Andrés Rebolledo said that “this country is in debt to the victims and we do not understand how there can be first and second class victims. We have the same right to justice, and in the whole country these crimes against humanity which are punishable under international law cannot be subject to a Statute of Limitations. This country also subscribed to that law.” He then added that “We will continue to demand truth, justice and reparation, we will not accept the law, full stop. The crimes committed here and all over the country cannot be ignored because they happened so long ago; they are crimes against humanity which are punishable by international law, and this country subscribes to that law.”
He also pointed out that “28 bodies have been found, seven of them women, all with signs of violence and we have evidence from testimonies and investigations that many more people were killed in this valley. We will continue doing everything we possibly can to find the other graves, although we believe this should be the responsibility of the administrations and it is a shame that it has to be the families that are making so much effort. These 28 will represent and be a symbol for ever of those who are still lying where they were thrown, in communal graves in this valley.”
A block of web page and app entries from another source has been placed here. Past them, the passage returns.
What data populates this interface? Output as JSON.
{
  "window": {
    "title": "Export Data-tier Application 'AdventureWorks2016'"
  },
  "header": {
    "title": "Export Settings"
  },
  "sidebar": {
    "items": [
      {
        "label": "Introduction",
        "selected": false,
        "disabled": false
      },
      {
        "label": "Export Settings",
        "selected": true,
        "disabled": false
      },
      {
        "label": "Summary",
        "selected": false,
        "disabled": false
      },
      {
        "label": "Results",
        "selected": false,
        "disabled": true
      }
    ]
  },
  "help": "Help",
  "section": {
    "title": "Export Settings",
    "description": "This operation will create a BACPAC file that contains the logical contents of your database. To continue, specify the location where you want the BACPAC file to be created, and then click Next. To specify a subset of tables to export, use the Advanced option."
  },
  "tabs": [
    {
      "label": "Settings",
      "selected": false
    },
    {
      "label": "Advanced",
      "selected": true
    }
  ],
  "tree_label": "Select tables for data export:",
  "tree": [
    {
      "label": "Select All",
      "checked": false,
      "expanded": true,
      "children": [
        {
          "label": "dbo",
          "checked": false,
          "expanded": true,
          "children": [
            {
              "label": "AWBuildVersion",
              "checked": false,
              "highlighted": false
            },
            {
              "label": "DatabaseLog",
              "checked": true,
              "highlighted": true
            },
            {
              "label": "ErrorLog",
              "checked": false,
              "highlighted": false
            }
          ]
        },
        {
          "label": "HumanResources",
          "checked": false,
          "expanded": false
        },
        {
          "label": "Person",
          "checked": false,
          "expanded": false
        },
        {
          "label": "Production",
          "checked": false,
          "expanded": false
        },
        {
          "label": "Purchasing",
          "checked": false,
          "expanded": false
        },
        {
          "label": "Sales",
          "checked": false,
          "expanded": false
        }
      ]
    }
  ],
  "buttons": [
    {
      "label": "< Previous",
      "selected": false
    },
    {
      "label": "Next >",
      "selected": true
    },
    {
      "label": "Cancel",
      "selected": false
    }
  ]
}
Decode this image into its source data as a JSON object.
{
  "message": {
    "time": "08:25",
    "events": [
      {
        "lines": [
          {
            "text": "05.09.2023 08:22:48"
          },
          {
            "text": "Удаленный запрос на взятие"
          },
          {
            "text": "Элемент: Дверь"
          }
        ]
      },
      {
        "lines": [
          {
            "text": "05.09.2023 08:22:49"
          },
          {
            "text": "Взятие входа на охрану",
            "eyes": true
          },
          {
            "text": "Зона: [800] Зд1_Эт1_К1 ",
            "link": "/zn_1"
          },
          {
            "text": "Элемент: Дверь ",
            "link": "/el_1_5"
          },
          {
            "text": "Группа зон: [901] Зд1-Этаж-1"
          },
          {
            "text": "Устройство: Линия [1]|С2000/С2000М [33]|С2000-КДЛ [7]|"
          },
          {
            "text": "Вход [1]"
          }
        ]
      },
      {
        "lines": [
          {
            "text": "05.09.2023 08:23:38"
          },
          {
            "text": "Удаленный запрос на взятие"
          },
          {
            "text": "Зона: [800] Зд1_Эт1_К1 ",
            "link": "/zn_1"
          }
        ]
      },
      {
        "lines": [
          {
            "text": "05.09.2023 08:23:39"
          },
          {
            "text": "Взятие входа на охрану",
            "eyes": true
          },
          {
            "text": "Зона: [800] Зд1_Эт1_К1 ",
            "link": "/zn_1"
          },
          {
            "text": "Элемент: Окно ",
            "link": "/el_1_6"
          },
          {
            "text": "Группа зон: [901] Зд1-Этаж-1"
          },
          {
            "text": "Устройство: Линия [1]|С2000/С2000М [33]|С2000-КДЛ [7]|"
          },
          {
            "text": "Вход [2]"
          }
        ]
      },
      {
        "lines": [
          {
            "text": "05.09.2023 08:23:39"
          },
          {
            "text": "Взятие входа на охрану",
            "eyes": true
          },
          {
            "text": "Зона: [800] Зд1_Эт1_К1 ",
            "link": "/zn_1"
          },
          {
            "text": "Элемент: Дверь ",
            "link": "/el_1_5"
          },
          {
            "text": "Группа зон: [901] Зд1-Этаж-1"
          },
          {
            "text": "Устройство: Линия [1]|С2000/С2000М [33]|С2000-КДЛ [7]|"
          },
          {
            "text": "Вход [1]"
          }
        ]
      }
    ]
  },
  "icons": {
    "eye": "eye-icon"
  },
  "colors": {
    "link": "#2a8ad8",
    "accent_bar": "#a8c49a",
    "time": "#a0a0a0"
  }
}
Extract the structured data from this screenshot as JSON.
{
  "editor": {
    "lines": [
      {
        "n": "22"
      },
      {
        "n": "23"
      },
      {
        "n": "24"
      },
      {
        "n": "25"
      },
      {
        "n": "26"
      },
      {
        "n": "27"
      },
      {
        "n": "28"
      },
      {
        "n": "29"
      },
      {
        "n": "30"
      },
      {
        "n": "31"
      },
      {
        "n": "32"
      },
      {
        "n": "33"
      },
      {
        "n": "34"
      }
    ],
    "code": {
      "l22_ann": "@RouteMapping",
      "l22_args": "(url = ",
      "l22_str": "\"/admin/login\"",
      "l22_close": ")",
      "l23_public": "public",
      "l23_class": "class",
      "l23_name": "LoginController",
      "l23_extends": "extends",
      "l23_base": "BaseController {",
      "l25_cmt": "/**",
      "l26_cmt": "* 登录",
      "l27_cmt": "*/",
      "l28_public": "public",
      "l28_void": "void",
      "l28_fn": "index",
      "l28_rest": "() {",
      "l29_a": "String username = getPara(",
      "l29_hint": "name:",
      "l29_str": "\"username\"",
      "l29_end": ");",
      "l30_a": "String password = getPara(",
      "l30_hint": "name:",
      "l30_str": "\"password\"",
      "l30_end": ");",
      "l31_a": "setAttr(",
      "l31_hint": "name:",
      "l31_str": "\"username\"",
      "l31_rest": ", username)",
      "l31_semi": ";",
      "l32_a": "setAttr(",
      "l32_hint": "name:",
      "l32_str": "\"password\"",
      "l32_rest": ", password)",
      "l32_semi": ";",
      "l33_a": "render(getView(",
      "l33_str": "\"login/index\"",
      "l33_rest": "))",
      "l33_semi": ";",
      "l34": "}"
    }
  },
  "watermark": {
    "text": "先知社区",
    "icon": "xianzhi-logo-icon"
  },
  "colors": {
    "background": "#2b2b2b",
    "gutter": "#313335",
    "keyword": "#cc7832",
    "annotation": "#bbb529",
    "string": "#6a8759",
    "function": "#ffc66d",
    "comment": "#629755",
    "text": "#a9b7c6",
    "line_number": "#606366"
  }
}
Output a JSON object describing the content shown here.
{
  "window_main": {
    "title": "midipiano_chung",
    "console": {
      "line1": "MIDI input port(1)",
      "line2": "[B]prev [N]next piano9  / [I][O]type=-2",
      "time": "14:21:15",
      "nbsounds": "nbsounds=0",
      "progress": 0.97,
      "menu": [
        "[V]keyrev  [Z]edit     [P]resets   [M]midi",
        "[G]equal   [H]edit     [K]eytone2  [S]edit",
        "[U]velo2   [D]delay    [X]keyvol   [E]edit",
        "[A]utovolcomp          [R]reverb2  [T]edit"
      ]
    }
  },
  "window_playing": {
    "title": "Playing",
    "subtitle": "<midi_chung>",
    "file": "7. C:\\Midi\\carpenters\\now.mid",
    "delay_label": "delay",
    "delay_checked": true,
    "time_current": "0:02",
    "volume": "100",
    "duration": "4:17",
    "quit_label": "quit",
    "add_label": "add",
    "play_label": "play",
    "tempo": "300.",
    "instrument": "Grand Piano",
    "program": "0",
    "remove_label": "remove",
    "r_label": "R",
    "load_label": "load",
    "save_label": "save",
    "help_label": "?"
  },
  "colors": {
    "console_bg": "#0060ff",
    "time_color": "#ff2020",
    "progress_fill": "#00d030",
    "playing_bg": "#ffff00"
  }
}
In early 2014, the Foro por la Memoria del Campo de Gibraltar and the Asociación de Familiares de Represaliados por el Franquismo en La Sauceda y el Marrufo announced that 13 of the 28 people whose remains had been exhumed had been identified. This had been possible thanks to analysis of DNA from the bones and its comparison with the DNA in saliva samples from people they were able to locate, whose relatives had disappeared at La Sauceda. Nine of those identified belonged to different families and in another two cases there were two members of the same family: mother and son in one case, and two brothers in the other. For the other 15 skeletons which were exhumed there were no matches to establish a definite relationship with those who had provided saliva samples. The identifications were possible thanks to the work by technicians at the NBT laboratory at Bollullos de la Mitación, in Seville province, with whom the physical anthropologists Juan Manuel Guijo and Juan Carlos Pecero had collaborated.
The families of the 13 people whose remains were identified welcomed the news, because it brought a little peace into lives which had been marked by tragedy and the loss of loved ones at an early age: fathers, mothers, grandparents, siblings or aunts and uncles who were killed for the simple crime of having remained loyal to the legitimate government of the Republic. Nearly all were land workers, small farmers, charcoal sellers or cattle breeders; one was a postman and the other a trader.
Knowing who they were, and where the bones of our relatives lie, does not take away the suffering we have experienced but it is a consolation and it removes the uncertainty over their whereabouts. These bodies may have been recovered but there is still a long way to go to achieve the truth, justice and reparation which are the objective of the Foro por la memoria del Campo de Gibraltar and the Asociación de familiares de Represaliados por el franquismo en La Sauceda y el Marrufo.